In observing political behavior and one is frequently struck by very bizarre behavior, much of which was just not the pattern in the past. Visits of heads of states historically were usually meetings where the results of their official conversations were pre-ordained. They were never a repudiation of an existing understanding or a rejection of the purpose of the visit. Extensive staff work precedes most such meetings and while personal discussions are usually substantive, there are rarely significant surprises. Modern day heads of Government do not hold talks which produce unexpected results. There may be disappointments perhaps, but not slams. It is therefore worth considering the events of the past few days since the behavior pattern was precisely the opposite.
Aside from his earlier embarrassment of President Obama by flip-flopping on accepting Netanyahu’s apology over the Mavi Marmara incident, Turkey’s Prime Minister Recep Tayyip Erdogan, at a White House press conference yesterday after meeting with the President, reiterated his intention to visit Gaza in June despite the fact that both Secretary Kerry as well as the President had lobbied against this visit. While he obviously has his own domestic audience to whom to answer were he to have reneged on this promised visit, it would seem that he will might have finessed the question until he returned home and not stuff it to the President in his own house.
Similarly and perhaps with far greater potential consequences, Russian President Putin entertained Prime Minister Netanyahu on a visit which he undertook precisely to urge the Russians not to deliver or to cease their delivery of high sophisticated Yakhont long range Russian cruise missiles to the Assad Government. Within two days of Netanyahu’s departure, Putin announced that Russia was proceeding with the sale of all the weapons promised to Syria.

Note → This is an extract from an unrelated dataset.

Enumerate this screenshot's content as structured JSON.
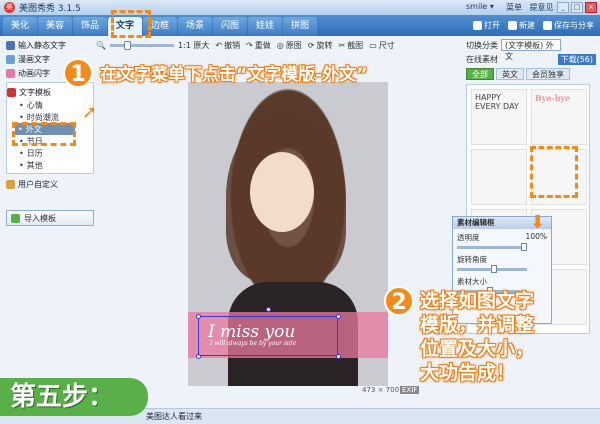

It is likely that Netanyahu knew that his visit would be futile, yet he sought to make the trip, and Putin received him knowing precisely what was on the table. In fact, given that Putin had just agreed to encourage an international summit on Syria, perhaps the U.S. encouraged the Israelis to try to make the effort to stop the transfer of these new missiles to Assad.
Bibi did announce upon his return home that Israel would not tolerate Syria possessing weapons which could reach easily into Israel’s heartland –or out to sea as well–,nor would he permit the IAF to be challenged by the highly sophisticated new Russian radar systems. He was indicating directly to Assad—over Putin’s head—that Israel would attack any new systems that would be arriving before they were operational.